*** RECORDS SUPPLIED Section Begins ***

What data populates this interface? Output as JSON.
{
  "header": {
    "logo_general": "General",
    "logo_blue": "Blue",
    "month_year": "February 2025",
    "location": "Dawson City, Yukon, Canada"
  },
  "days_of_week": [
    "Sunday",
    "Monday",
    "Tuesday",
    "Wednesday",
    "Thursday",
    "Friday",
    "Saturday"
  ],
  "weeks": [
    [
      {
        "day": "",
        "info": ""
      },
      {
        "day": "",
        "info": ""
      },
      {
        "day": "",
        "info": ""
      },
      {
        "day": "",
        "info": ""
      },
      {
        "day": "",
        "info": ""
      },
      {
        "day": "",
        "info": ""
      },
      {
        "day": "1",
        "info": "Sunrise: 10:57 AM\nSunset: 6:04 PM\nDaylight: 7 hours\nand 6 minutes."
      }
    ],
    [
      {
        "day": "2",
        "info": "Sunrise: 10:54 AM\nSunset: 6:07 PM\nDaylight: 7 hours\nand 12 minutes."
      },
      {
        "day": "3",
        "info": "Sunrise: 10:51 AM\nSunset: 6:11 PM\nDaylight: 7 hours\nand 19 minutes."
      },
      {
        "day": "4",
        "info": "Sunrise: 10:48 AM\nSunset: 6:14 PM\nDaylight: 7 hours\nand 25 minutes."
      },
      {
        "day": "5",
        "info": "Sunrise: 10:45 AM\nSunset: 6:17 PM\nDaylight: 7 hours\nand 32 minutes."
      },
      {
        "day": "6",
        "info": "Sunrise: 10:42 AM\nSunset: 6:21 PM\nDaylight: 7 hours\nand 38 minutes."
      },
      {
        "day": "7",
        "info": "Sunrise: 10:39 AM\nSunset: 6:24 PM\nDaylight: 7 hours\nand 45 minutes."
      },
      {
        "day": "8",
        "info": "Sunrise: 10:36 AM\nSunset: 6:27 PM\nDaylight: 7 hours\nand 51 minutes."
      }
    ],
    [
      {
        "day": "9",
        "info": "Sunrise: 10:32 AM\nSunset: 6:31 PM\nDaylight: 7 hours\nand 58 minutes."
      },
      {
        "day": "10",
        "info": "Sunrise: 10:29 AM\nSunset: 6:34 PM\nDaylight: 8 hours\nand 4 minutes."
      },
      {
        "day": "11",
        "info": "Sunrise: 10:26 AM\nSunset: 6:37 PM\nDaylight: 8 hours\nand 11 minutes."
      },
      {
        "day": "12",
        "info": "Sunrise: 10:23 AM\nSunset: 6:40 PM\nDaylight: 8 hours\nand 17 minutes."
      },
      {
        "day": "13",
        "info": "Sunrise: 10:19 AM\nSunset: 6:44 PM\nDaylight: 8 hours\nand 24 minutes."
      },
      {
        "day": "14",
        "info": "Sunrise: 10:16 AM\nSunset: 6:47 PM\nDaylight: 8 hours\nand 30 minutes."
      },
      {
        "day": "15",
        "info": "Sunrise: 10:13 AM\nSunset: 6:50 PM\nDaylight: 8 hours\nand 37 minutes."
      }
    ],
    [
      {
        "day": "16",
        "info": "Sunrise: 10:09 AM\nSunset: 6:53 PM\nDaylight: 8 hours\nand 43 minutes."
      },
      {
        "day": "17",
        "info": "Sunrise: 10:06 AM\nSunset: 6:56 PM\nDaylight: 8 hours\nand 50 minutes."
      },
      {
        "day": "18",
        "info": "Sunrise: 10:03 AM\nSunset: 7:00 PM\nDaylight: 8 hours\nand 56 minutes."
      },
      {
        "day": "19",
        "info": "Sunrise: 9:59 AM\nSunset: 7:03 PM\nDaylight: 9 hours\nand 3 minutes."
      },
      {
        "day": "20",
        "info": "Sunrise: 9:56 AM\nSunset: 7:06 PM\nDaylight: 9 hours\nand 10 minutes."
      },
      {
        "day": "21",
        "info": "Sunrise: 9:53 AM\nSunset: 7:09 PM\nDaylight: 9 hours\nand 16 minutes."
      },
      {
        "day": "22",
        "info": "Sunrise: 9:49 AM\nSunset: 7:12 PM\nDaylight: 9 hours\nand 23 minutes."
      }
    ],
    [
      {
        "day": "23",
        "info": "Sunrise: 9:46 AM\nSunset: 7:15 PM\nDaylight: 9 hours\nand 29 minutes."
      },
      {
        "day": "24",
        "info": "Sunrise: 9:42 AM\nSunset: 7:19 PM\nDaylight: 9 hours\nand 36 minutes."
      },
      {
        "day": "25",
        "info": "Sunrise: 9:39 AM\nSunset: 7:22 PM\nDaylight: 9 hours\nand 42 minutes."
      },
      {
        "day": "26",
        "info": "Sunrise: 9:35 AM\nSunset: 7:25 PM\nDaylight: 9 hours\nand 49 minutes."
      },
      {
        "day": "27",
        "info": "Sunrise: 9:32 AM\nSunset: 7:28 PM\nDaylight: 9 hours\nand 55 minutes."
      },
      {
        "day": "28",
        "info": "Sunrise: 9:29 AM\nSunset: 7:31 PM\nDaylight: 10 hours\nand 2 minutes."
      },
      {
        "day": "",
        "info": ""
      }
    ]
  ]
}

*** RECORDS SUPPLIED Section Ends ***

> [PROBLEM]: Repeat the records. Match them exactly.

> [TASK ANSWER]:
What data populates this interface? Output as JSON.
{
  "header": {
    "logo_general": "General",
    "logo_blue": "Blue",
    "month_year": "February 2025",
    "location": "Dawson City, Yukon, Canada"
  },
  "days_of_week": [
    "Sunday",
    "Monday",
    "Tuesday",
    "Wednesday",
    "Thursday",
    "Friday",
    "Saturday"
  ],
  "weeks": [
    [
      {
        "day": "",
        "info": ""
      },
      {
        "day": "",
        "info": ""
      },
      {
        "day": "",
        "info": ""
      },
      {
        "day": "",
        "info": ""
      },
      {
        "day": "",
        "info": ""
      },
      {
        "day": "",
        "info": ""
      },
      {
        "day": "1",
        "info": "Sunrise: 10:57 AM\nSunset: 6:04 PM\nDaylight: 7 hours\nand 6 minutes."
      }
    ],
    [
      {
        "day": "2",
        "info": "Sunrise: 10:54 AM\nSunset: 6:07 PM\nDaylight: 7 hours\nand 12 minutes."
      },
      {
        "day": "3",
        "info": "Sunrise: 10:51 AM\nSunset: 6:11 PM\nDaylight: 7 hours\nand 19 minutes."
      },
      {
        "day": "4",
        "info": "Sunrise: 10:48 AM\nSunset: 6:14 PM\nDaylight: 7 hours\nand 25 minutes."
      },
      {
        "day": "5",
        "info": "Sunrise: 10:45 AM\nSunset: 6:17 PM\nDaylight: 7 hours\nand 32 minutes."
      },
      {
        "day": "6",
        "info": "Sunrise: 10:42 AM\nSunset: 6:21 PM\nDaylight: 7 hours\nand 38 minutes."
      },
      {
        "day": "7",
        "info": "Sunrise: 10:39 AM\nSunset: 6:24 PM\nDaylight: 7 hours\nand 45 minutes."
      },
      {
        "day": "8",
        "info": "Sunrise: 10:36 AM\nSunset: 6:27 PM\nDaylight: 7 hours\nand 51 minutes."
      }
    ],
    [
      {
        "day": "9",
        "info": "Sunrise: 10:32 AM\nSunset: 6:31 PM\nDaylight: 7 hours\nand 58 minutes."
      },
      {
        "day": "10",
        "info": "Sunrise: 10:29 AM\nSunset: 6:34 PM\nDaylight: 8 hours\nand 4 minutes."
      },
      {
        "day": "11",
        "info": "Sunrise: 10:26 AM\nSunset: 6:37 PM\nDaylight: 8 hours\nand 11 minutes."
      },
      {
        "day": "12",
        "info": "Sunrise: 10:23 AM\nSunset: 6:40 PM\nDaylight: 8 hours\nand 17 minutes."
      },
      {
        "day": "13",
        "info": "Sunrise: 10:19 AM\nSunset: 6:44 PM\nDaylight: 8 hours\nand 24 minutes."
      },
      {
        "day": "14",
        "info": "Sunrise: 10:16 AM\nSunset: 6:47 PM\nDaylight: 8 hours\nand 30 minutes."
      },
      {
        "day": "15",
        "info": "Sunrise: 10:13 AM\nSunset: 6:50 PM\nDaylight: 8 hours\nand 37 minutes."
      }
    ],
    [
      {
        "day": "16",
        "info": "Sunrise: 10:09 AM\nSunset: 6:53 PM\nDaylight: 8 hours\nand 43 minutes."
      },
      {
        "day": "17",
        "info": "Sunrise: 10:06 AM\nSunset: 6:56 PM\nDaylight: 8 hours\nand 50 minutes."
      },
      {
        "day": "18",
        "info": "Sunrise: 10:03 AM\nSunset: 7:00 PM\nDaylight: 8 hours\nand 56 minutes."
      },
      {
        "day": "19",
        "info": "Sunrise: 9:59 AM\nSunset: 7:03 PM\nDaylight: 9 hours\nand 3 minutes."
      },
      {
        "day": "20",
        "info": "Sunrise: 9:56 AM\nSunset: 7:06 PM\nDaylight: 9 hours\nand 10 minutes."
      },
      {
        "day": "21",
        "info": "Sunrise: 9:53 AM\nSunset: 7:09 PM\nDaylight: 9 hours\nand 16 minutes."
      },
      {
        "day": "22",
        "info": "Sunrise: 9:49 AM\nSunset: 7:12 PM\nDaylight: 9 hours\nand 23 minutes."
      }
    ],
    [
      {
        "day": "23",
        "info": "Sunrise: 9:46 AM\nSunset: 7:15 PM\nDaylight: 9 hours\nand 29 minutes."
      },
      {
        "day": "24",
        "info": "Sunrise: 9:42 AM\nSunset: 7:19 PM\nDaylight: 9 hours\nand 36 minutes."
      },
      {
        "day": "25",
        "info": "Sunrise: 9:39 AM\nSunset: 7:22 PM\nDaylight: 9 hours\nand 42 minutes."
      },
      {
        "day": "26",
        "info": "Sunrise: 9:35 AM\nSunset: 7:25 PM\nDaylight: 9 hours\nand 49 minutes."
      },
      {
        "day": "27",
        "info": "Sunrise: 9:32 AM\nSunset: 7:28 PM\nDaylight: 9 hours\nand 55 minutes."
      },
      {
        "day": "28",
        "info": "Sunrise: 9:29 AM\nSunset: 7:31 PM\nDaylight: 10 hours\nand 2 minutes."
      },
      {
        "day": "",
        "info": ""
      }
    ]
  ]
}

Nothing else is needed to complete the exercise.